Keith worked as an associate curator at the Studio Museum for five years until 2016, and during her time there, she organized a retrospective of the works of California conceptual artist Charles Gaines — a show that ultimately landed at the Hammer and that was praised by Knight as the sort of experience that took a viewer to “unexpected places.”
“If you look at most job listings for an assistant curator, you’re assisting,” says Keith. “But at the Studio Museum, we’d be doing full-blown shows. It’s [Golden’s] realization that she can give us a level of experience that we wouldn’t otherwise have, and if we want to go on to work at larger institutions, we need that experience.
“When I approached her about Charles’ show, I was a young whippersnapper. And that it ended up being a huge success is a testament to her confidence in us.”
Golden sees in her own experience the importance of being afforded an opportunity to learn and to grow.
As an undergraduate student at Smith College in Massachusetts in the ’80s, she interned at the campus museum and got to work on an exhibition about Dorothy Miller, the pioneering female curator who helped make the case for a generation of Modern artists at New York’s Museum of Modern Art.
While in college, she also served as a summer fellow at the Studio Museum when it was under the direction of Mary Schmidt Campbell, an important African American scholar and art historian who is now the president of Spelman College. There, Golden cataloged the papers of 20th century painter and collagist Benny Andrews, who had kept diligent record of the black art milieu.
This was followed by various institutional positions, including a stint working at an arts center in Queens for curator and historian Kellie Jones who would later be named a MacArthur Fellow and organize the Pacific Standard Time exhibition “Now Dig This! Art and Black Los Angeles, 1960-1980” at the Hammer.
“Kellie taught me what it meant to do the work,” says Golden. “She had incredible ideas and amazingly ambitious vision. And she had few resources, but it never stopped her from doing the best work.”

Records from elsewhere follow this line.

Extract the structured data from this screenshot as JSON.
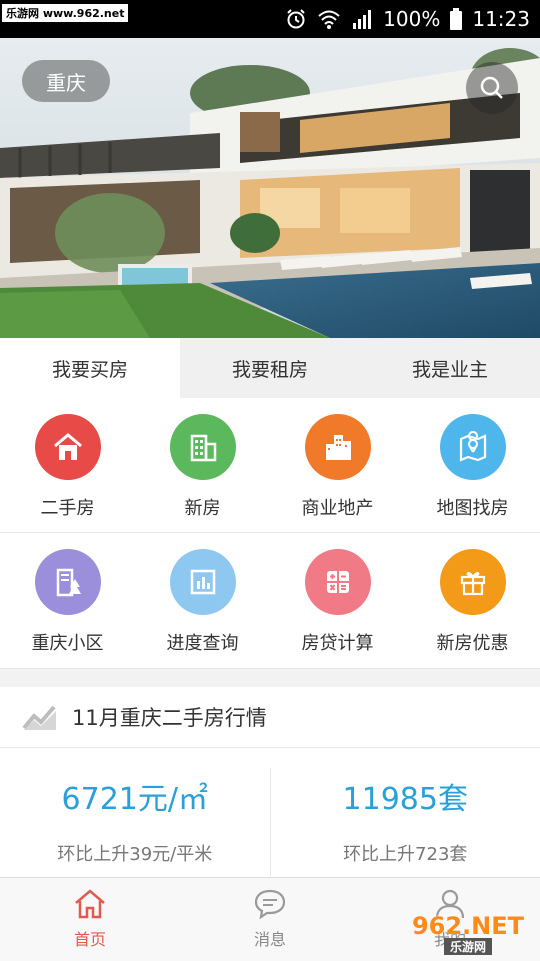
{
  "status_bar": {
    "watermark": "乐游网 www.962.net",
    "battery": "100%",
    "time": "11:23"
  },
  "hero": {
    "city": "重庆"
  },
  "tabs": [
    {
      "label": "我要买房",
      "active": true
    },
    {
      "label": "我要租房",
      "active": false
    },
    {
      "label": "我是业主",
      "active": false
    }
  ],
  "grid": [
    {
      "label": "二手房",
      "icon": "house-icon",
      "color": "#e84a47"
    },
    {
      "label": "新房",
      "icon": "building-icon",
      "color": "#5cb85c"
    },
    {
      "label": "商业地产",
      "icon": "city-icon",
      "color": "#f07a2a"
    },
    {
      "label": "地图找房",
      "icon": "map-pin-icon",
      "color": "#4fb6ec"
    },
    {
      "label": "重庆小区",
      "icon": "community-icon",
      "color": "#9b8fdc"
    },
    {
      "label": "进度查询",
      "icon": "bar-chart-icon",
      "color": "#8ec8f0"
    },
    {
      "label": "房贷计算",
      "icon": "calculator-icon",
      "color": "#f07a86"
    },
    {
      "label": "新房优惠",
      "icon": "gift-icon",
      "color": "#f39b18"
    }
  ],
  "market": {
    "title": "11月重庆二手房行情",
    "price_value": "6721元/㎡",
    "price_change": "环比上升39元/平米",
    "volume_value": "11985套",
    "volume_change": "环比上升723套"
  },
  "bottom_nav": [
    {
      "label": "首页",
      "icon": "home-icon",
      "active": true
    },
    {
      "label": "消息",
      "icon": "message-icon",
      "active": false
    },
    {
      "label": "我的",
      "icon": "user-icon",
      "active": false
    }
  ],
  "corner_watermark": {
    "top": "962.NET",
    "bottom": "乐游网"
  },
  "colors": {
    "accent_blue": "#2aa0d8",
    "active_red": "#e05a4f"
  }
}
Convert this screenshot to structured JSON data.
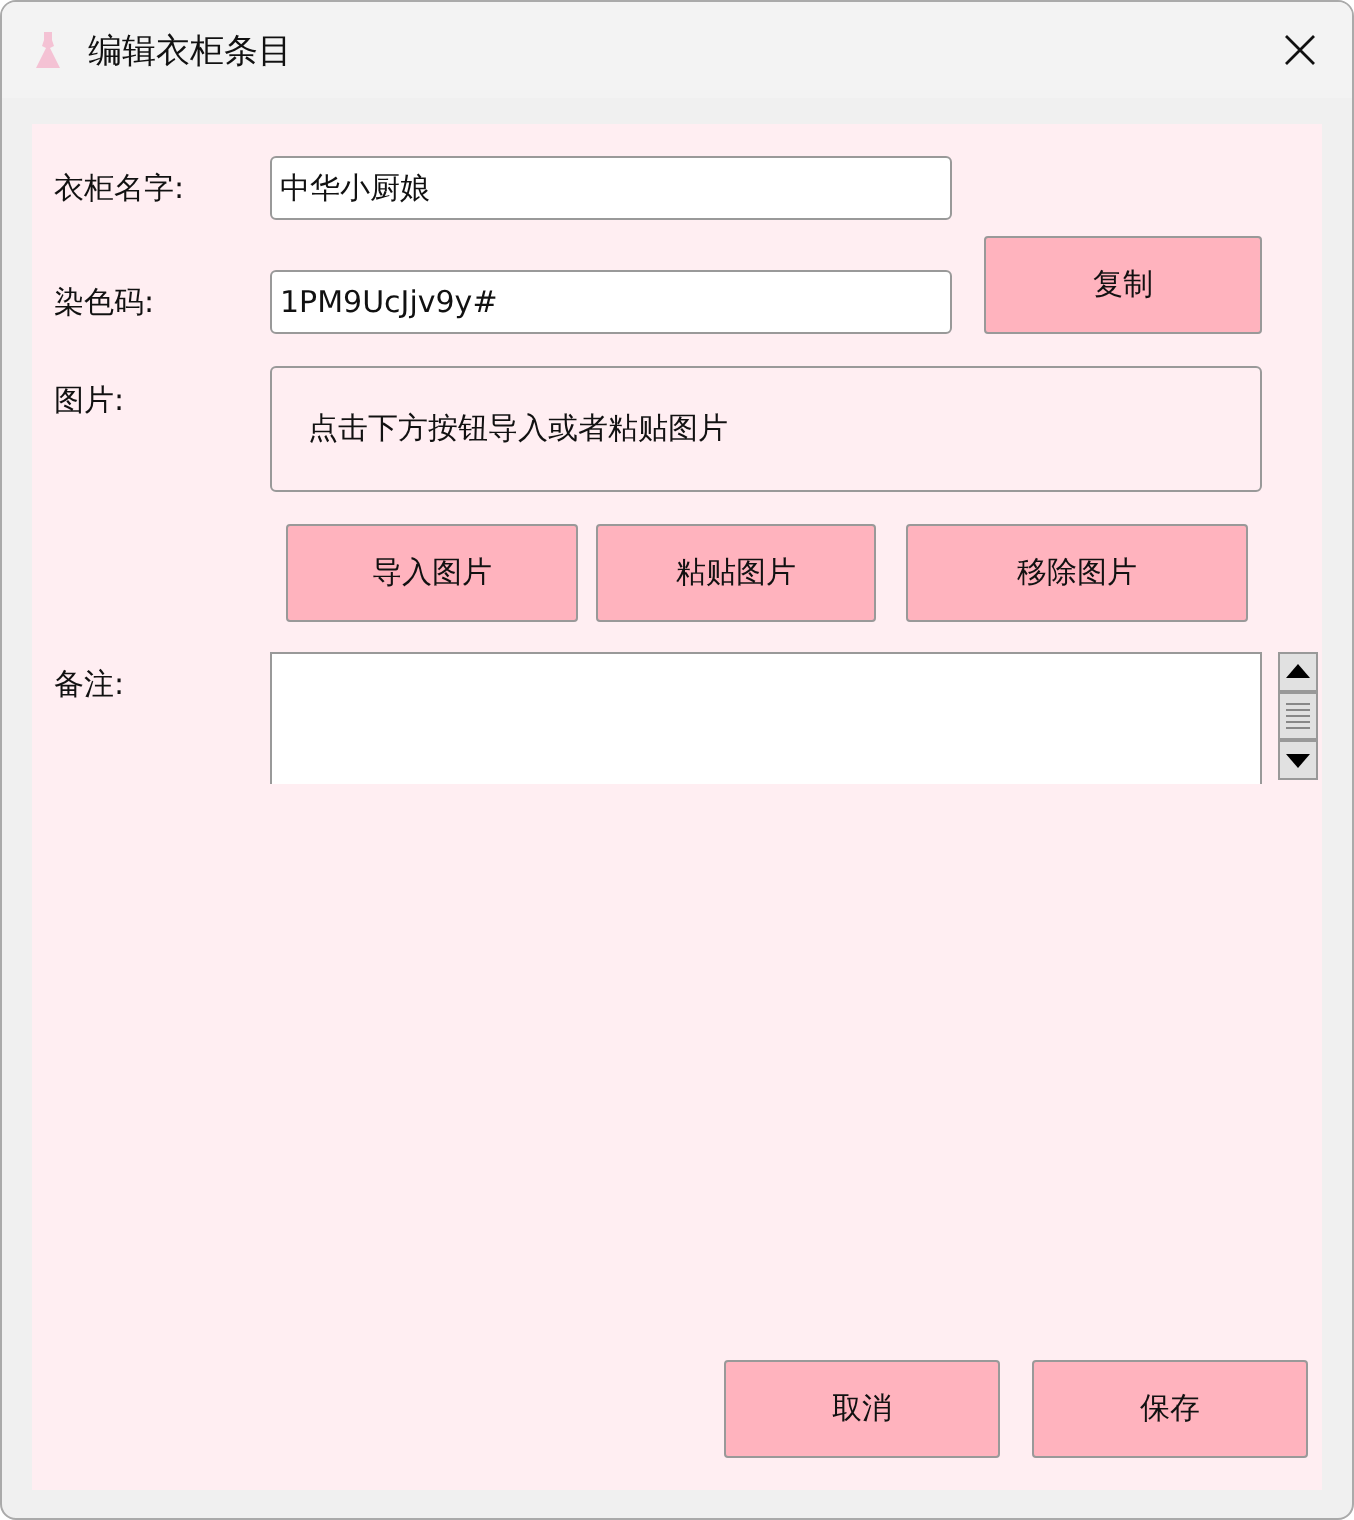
{
  "window": {
    "title": "编辑衣柜条目"
  },
  "form": {
    "name_label": "衣柜名字:",
    "name_value": "中华小厨娘",
    "code_label": "染色码:",
    "code_value": "1PM9UcJjv9y#",
    "copy_button": "复制",
    "picture_label": "图片:",
    "picture_hint": "点击下方按钮导入或者粘贴图片",
    "picture_buttons": [
      "导入图片",
      "粘贴图片",
      "移除图片"
    ],
    "notes_label": "备注:"
  },
  "buttons": [
    "取消",
    "保存"
  ]
}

It’s a formation she is trying to give another generation of curators — at a time in which museums are actively working to diversify their ranks.
“What I work hard to do is continue to offer that sense of possibility to young professionals in this field,” she says. “The field needs all of our voices.”
Beyond the Getty Medal, 2018 is a significant year for Golden as well as her institution. This year, the Studio Museum marks its 50th anniversary. Next year, she expects to break ground on a new museum building designed by David Adjaye (the architect behind the acclaimed National Museum of African American History & Culture in Washington, D.C.).
“We had long outgrown our building,” she says. “It served us so well. I have lots of nostalgia for the physical space. But this is also about what institution-building means, about permanence, about what it has meant to live in Harlem for 50 years.”
Early last year, Thomas Campbell, director of the Metropolitan Museum of Art, abruptly resigned under pressure over financial issues. Among the names bandied about for his replacement was Golden. The news got art circles chattering over the possibility that one of the country’s most storied encyclopedic museums might be led by an African American woman.
When I ask her if she considered the job, Golden politely declines to discuss it, and deftly turns the discussion right back to her ambitions for the Studio Museum.
“What I can say is that I am in awe that I get the privilege of stewarding this institution,” she says. “I don’t know if I will see the results of some of the actions that are happening at this moment, but I have to commit to them deeply.”
Having power isn’t always about being big. It’s about wielding it wisely.